Wild baby gorillas may be increasingly at risk from poachers, say authorities at Virunga National Park in the Democratic Republic of Congo, where undercover rangers saved an infant from the black market just last week. It was the fourth rescue of a poached baby gorilla since April, the highest number in a single year on record.
"If four have been caught since April, the question is how many have been missed?" park spokeswoman LuAnne Cadd says in an email to MNN. "How many more are being captured and sold? Are we just getting better at catching them, or has the trafficking increased? We don't have answers for this, but four in seven months is far too many."
The latest rescue introduced the world to Shamavu, a year-old lowland gorilla whose family was likely killed so poachers could take him. Posing as buyers, the Virunga rangers drove eight hours in a hired vehicle to meet the poachers, who demanded $40,000 for Shamavu. Instead, they may get up to 10 years in prison.

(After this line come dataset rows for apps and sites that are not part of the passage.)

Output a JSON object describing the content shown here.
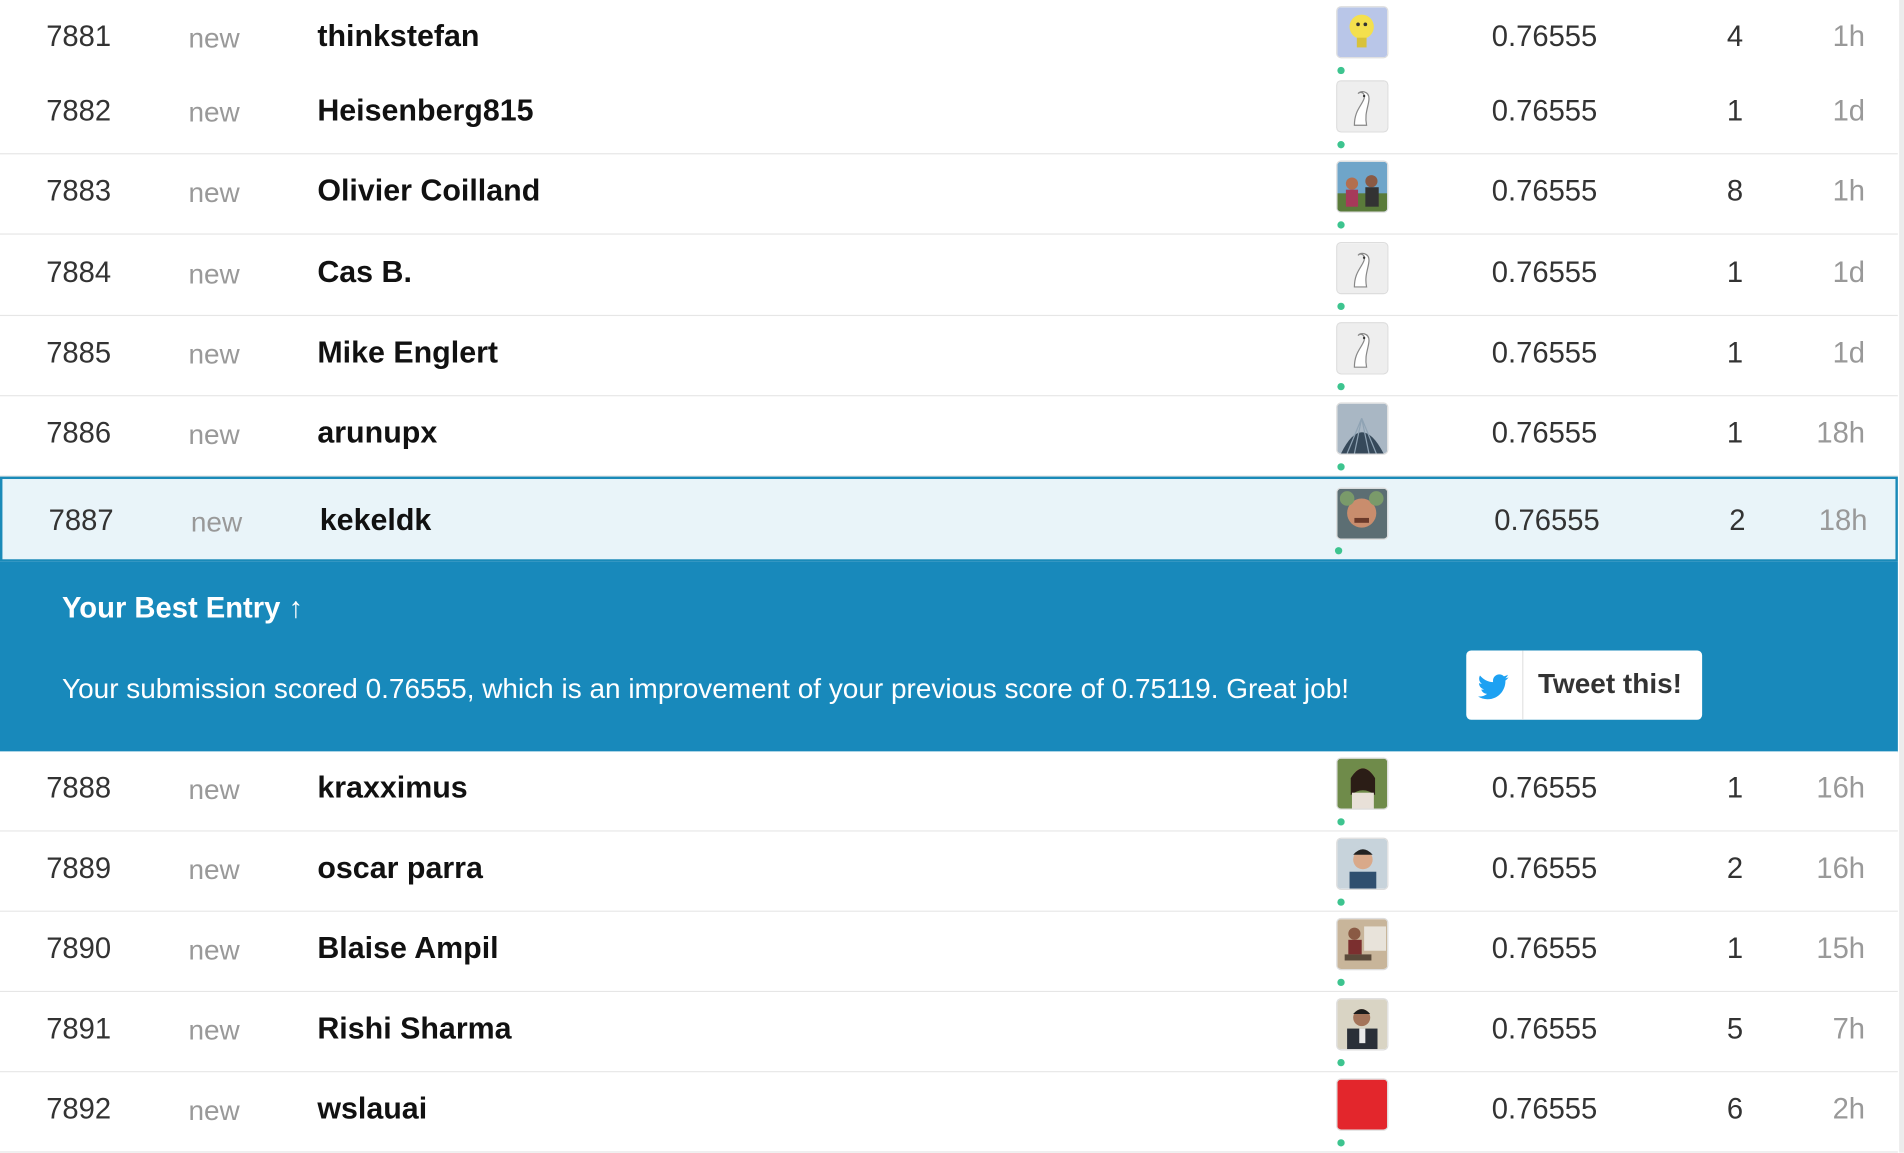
{
  "rows": [
    {
      "rank": "7881",
      "status": "new",
      "name": "thinkstefan",
      "score": "0.76555",
      "entries": "4",
      "last": "1h",
      "avatar": "lightbulb"
    },
    {
      "rank": "7882",
      "status": "new",
      "name": "Heisenberg815",
      "score": "0.76555",
      "entries": "1",
      "last": "1d",
      "avatar": "goose"
    },
    {
      "rank": "7883",
      "status": "new",
      "name": "Olivier Coilland",
      "score": "0.76555",
      "entries": "8",
      "last": "1h",
      "avatar": "photo-people"
    },
    {
      "rank": "7884",
      "status": "new",
      "name": "Cas B.",
      "score": "0.76555",
      "entries": "1",
      "last": "1d",
      "avatar": "goose"
    },
    {
      "rank": "7885",
      "status": "new",
      "name": "Mike Englert",
      "score": "0.76555",
      "entries": "1",
      "last": "1d",
      "avatar": "goose"
    },
    {
      "rank": "7886",
      "status": "new",
      "name": "arunupx",
      "score": "0.76555",
      "entries": "1",
      "last": "18h",
      "avatar": "photo-dome"
    }
  ],
  "me": {
    "rank": "7887",
    "status": "new",
    "name": "kekeldk",
    "score": "0.76555",
    "entries": "2",
    "last": "18h",
    "avatar": "photo-face"
  },
  "banner": {
    "title": "Your Best Entry",
    "arrow": "↑",
    "message": "Your submission scored 0.76555, which is an improvement of your previous score of 0.75119. Great job!",
    "tweet_label": "Tweet this!",
    "twitter_color": "#1da1f2"
  },
  "rows2": [
    {
      "rank": "7888",
      "status": "new",
      "name": "kraxximus",
      "score": "0.76555",
      "entries": "1",
      "last": "16h",
      "avatar": "photo-woman"
    },
    {
      "rank": "7889",
      "status": "new",
      "name": "oscar parra",
      "score": "0.76555",
      "entries": "2",
      "last": "16h",
      "avatar": "photo-man"
    },
    {
      "rank": "7890",
      "status": "new",
      "name": "Blaise Ampil",
      "score": "0.76555",
      "entries": "1",
      "last": "15h",
      "avatar": "photo-sitting"
    },
    {
      "rank": "7891",
      "status": "new",
      "name": "Rishi Sharma",
      "score": "0.76555",
      "entries": "5",
      "last": "7h",
      "avatar": "photo-suit"
    },
    {
      "rank": "7892",
      "status": "new",
      "name": "wslauai",
      "score": "0.76555",
      "entries": "6",
      "last": "2h",
      "avatar": "red-square"
    }
  ],
  "colors": {
    "accent": "#1889bb",
    "online": "#3dc48f"
  }
}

That's little solace for Shamavu and his remaining wild relatives, though. According to a statement issued Tuesday by park warden Emmaneul de Merode, recent evidence suggests the gorilla trade is growing. "We are very concerned about a growing market for baby gorillas that is feeding a dangerous trafficking activity in rebel-controlled areas of eastern DRC," he says.
Two other baby lowland gorillas were rescued in April and June of this year, one of which later died. A young mountain gorilla was also confiscated in August, followed by Shamavu last week. Gorillas are in the top category of protected species in the DRC, Cadd says, and the punishment ranges from one to 10 years, depending whether any gorillas were killed. But while such killings are common, they're not easy to prove in court, explains the ranger who led last week's sting operation.
"It's very likely that the mother and other gorillas were killed, because it's very difficult to take a baby gorilla from its family," says Christian Shamavu, the rescuer and namesake of Shamavu the gorilla, in Tuesday's press release. "The poachers will never admit to this, though," he adds, since that would bring stiffer penalties.
"Shamavu" the gorilla poses with Virunga park ranger Christian Shamavu after his rescue.
While tips often lead authorities to poachers, the buyers are much more elusive, Cadd says. It's unclear who they are, although experts suspect "disreputable zoos, or wealthy people who have personal menageries of exotic animals."
Shamavu the gorilla may be safe from poachers and unscrupulous zookeepers, but his troubles are far from over. "Like all the infant gorillas we see immediately after confiscation, he was extremely tense and stressed, holding his legs and arms tight up against his body, and turning his head away when he got too frightened," Jan Ramer of the Mountain Gorilla Veterinary Project says in the press release. Rescued baby gorillas are often injured from the ropes poachers tie around their hands, feet and waists, and many are also ill, but Shamavu "appears to be quite healthy," Ramer adds.
The MGVP keeps rescued baby gorillas in quarantine for 30 days to conduct health checks, and then typically sends them to nearby gorilla sanctuaries. But Shamavu is also getting 24-hour care because he's "too young and vulnerable to be left alone," according to the VNP's blog. "If you can imagine a human one-and-a-half year old, this baby is in a similar stage of life, and he needs some consistency in care in order to bond and feel safe. He's lost his entire gorilla family and the world that he knew in the forest. It will take some time to adjust."
Virunga National Park "is almost entirely reliant on outside donors, both large and small," Cadd says, and Shamavu has added an extra burden on its limited finances. "We rescued him, but now we need to care for him, something that wasn't in any budget," she says. The park is taking donations to help pay for Shamavu's food, medicine, quarantine and other costs, as well as for broader projects, such as a fund to support widows of fallen rangers and a program to hunt poachers with bloodhounds.
Eastern lowland gorillas, also known as Grauer's gorillas, are listed on the IUCN Red List of endangered species, with fewer than 4,000 individuals left in the wild, according to the Wildlife Conservation Society. That's down from an estimated 17,000 in 1995, largely due to poaching, habitat loss and fragmentation, and years of violent civil war throughout the region.
For more information, check out the Virunga National Park's website. And for a closer look at Shamavu, see the video and photos below:
All photos and video courtesy of LuAnne Cadd/Virunga National Park